Graph 4: Search Market in the UK
Unfortunately this means British .EU domain holders and entities will need to invest time and resources to re-acquire their traffic again, much like with a new domain name.
To prevent all of these negative consequences for your business, get a website migration as soon as possible.
What you should do
- Temporarily transfer the domain name(s) to an eligible trusted third party, in the hope of an agreement between the United Kingdom and the European Union.
- If this is not possible, define a different domain name for your activities.
You can choose any other domain name you are eligible for, like .com, .co.uk, .uk, etc.
- Plan an SEO migration to redirect your visitors and customers to your new domain name.
What is an SEO migration
A website migration is an activity that allows current and potential customers to find your website’s pages via Google and other search engines, after the business changes domain name.
It requires an analysis of your website to allow Google to get current signals, and handle the changes to prevent a drop in the rankings (and consequently visitors and then sales).
It also enables modifications to be made to other marketing activities, such as paid ads, newsletter, Social Media, etc.
This is a sensitive activity, and you should employ an SEO professional as soon as possible.
Email Address Change
Email addresses are the main method of communication between you and others (customers, suppliers, partners, etc), and access of information when logging in is required. Consequently changing it is essential, but this may be difficult and time consuming. If done within a short period of time it can negatively impact your communication with others and the organisation itself.
If you attempt to continue to use a .EU email address to communicate with others, when no longer eligible, you will lose access to that account and will not be able to change your login details or receive email messages, so potentially be locked out from the following:
- suppliers and partners (i.e.: web hosting, electricity, courier companies, G Suite)
- financial institutions (i.e.: banks, payment gateways)
- governmental services (i.e.: HMRC, City Council)
- customers (i.e.: customer support, newsletter, ongoing private conversations)
- any other sensitive online and offline services (i.e.: email marketing platform, solicitor, accountant, patent office, etc)
Reclaiming all of this will be difficult, frustrating and time consuming. So it is important to start as soon as possible.
What you should do
- List any website, online tool, supplier, partner, business the organisation work with
- Activate new email addresses on a new domain name
- Update all the details wherever you can
For some of them you can login and update the new details yourself, other times you should contact the customer support, phone call or visit the relevant office.
It’s easy to forget services you use a few times per year, so do it now.
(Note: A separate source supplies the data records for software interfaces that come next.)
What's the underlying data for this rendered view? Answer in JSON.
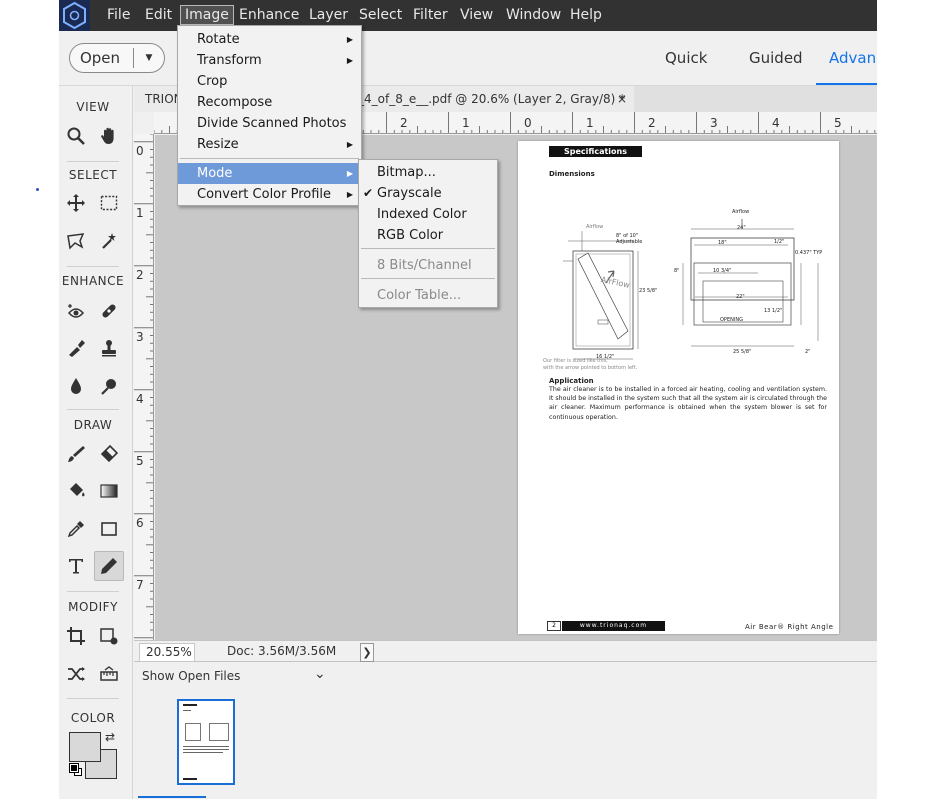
{
  "menubar": {
    "items": [
      "File",
      "Edit",
      "Image",
      "Enhance",
      "Layer",
      "Select",
      "Filter",
      "View",
      "Window",
      "Help"
    ],
    "active": "Image"
  },
  "topbar": {
    "open_label": "Open",
    "modes": [
      "Quick",
      "Guided",
      "Advanced"
    ],
    "active_mode": "Advanced",
    "advanced_visible": "Advanc"
  },
  "tools_panel": {
    "sections": {
      "view": "VIEW",
      "select": "SELECT",
      "enhance": "ENHANCE",
      "draw": "DRAW",
      "modify": "MODIFY",
      "color": "COLOR"
    },
    "icons": [
      "zoom-icon",
      "hand-icon",
      "move-icon",
      "marquee-icon",
      "lasso-icon",
      "magic-wand-icon",
      "red-eye-icon",
      "healing-brush-icon",
      "smart-brush-icon",
      "clone-stamp-icon",
      "blur-icon",
      "sponge-icon",
      "brush-icon",
      "eraser-icon",
      "paint-bucket-icon",
      "gradient-icon",
      "eyedropper-icon",
      "shape-icon",
      "type-icon",
      "pencil-icon",
      "crop-icon",
      "recompose-icon",
      "content-aware-move-icon",
      "straighten-icon"
    ],
    "selected_tool": "pencil-icon"
  },
  "document": {
    "tab_prefix": "TRION",
    "tab_suffix": "_4_of_8_e__.pdf @ 20.6% (Layer 2, Gray/8) *",
    "close": "×"
  },
  "rulers": {
    "top": [
      "2",
      "1",
      "0",
      "1",
      "2",
      "3",
      "4",
      "5"
    ],
    "left": [
      "0",
      "1",
      "2",
      "3",
      "4",
      "5",
      "6",
      "7"
    ]
  },
  "page": {
    "header": "Specifications",
    "dimensions_title": "Dimensions",
    "airflow_label": "Airflow",
    "airflow_right": "Airflow",
    "adjustable": "8\" of 10\"\nAdjustable",
    "arrow_text": "AirFlow",
    "dim_2350": "23 5/8\"",
    "dim_1612": "16 1/2\"",
    "dim_24": "24\"",
    "dim_18": "18\"",
    "dim_12": "1/2\"",
    "dim_0437": "0.437\" TYP",
    "dim_10": "10 3/4\"",
    "dim_8": "8\"",
    "dim_22": "22\"",
    "dim_1312": "13 1/2\"",
    "dim_2558": "25 5/8\"",
    "opening": "OPENING",
    "dim_2": "2\"",
    "caption_line1": "Our filter is sized like this,",
    "caption_line2": "with the arrow pointed to bottom left.",
    "application_title": "Application",
    "application_text": "The air cleaner is to be installed in a forced air heating, cooling and ventilation system. It should be installed in the system such that all the system air is circulated through the air cleaner. Maximum performance is obtained when the system blower is set for continuous operation.",
    "footer_num": "2",
    "footer_url": "www.trionaq.com",
    "footer_right": "Air Bear® Right Angle"
  },
  "status": {
    "zoom": "20.55%",
    "doc_size": "Doc: 3.56M/3.56M",
    "arrow": "❯"
  },
  "bin": {
    "select_label": "Show Open Files",
    "caret": "⌄"
  },
  "image_menu": {
    "items": [
      {
        "label": "Rotate",
        "submenu": true
      },
      {
        "label": "Transform",
        "submenu": true
      },
      {
        "label": "Crop",
        "submenu": false
      },
      {
        "label": "Recompose",
        "submenu": false
      },
      {
        "label": "Divide Scanned Photos",
        "submenu": false
      },
      {
        "label": "Resize",
        "submenu": true
      },
      {
        "label": "Mode",
        "submenu": true,
        "highlighted": true
      },
      {
        "label": "Convert Color Profile",
        "submenu": true
      }
    ]
  },
  "mode_menu": {
    "items": [
      {
        "label": "Bitmap...",
        "checked": false,
        "disabled": false
      },
      {
        "label": "Grayscale",
        "checked": true,
        "disabled": false
      },
      {
        "label": "Indexed Color",
        "checked": false,
        "disabled": false
      },
      {
        "label": "RGB Color",
        "checked": false,
        "disabled": false
      },
      {
        "label": "8 Bits/Channel",
        "checked": false,
        "disabled": true
      },
      {
        "label": "Color Table...",
        "checked": false,
        "disabled": true
      }
    ],
    "check": "✔"
  },
  "colors": {
    "accent": "#1473e6",
    "menubar_bg": "#323232",
    "highlight": "#6f9ad9"
  }
}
With Brexit UK residents and organisations may become ineligible to hold a .EU domain which can be damaging to their businesses and risks cybersquatting. British Businesses should consider migrating their websites now and employing a strategy to minimise the effects of Brexit.
Find all the reference on Google Drive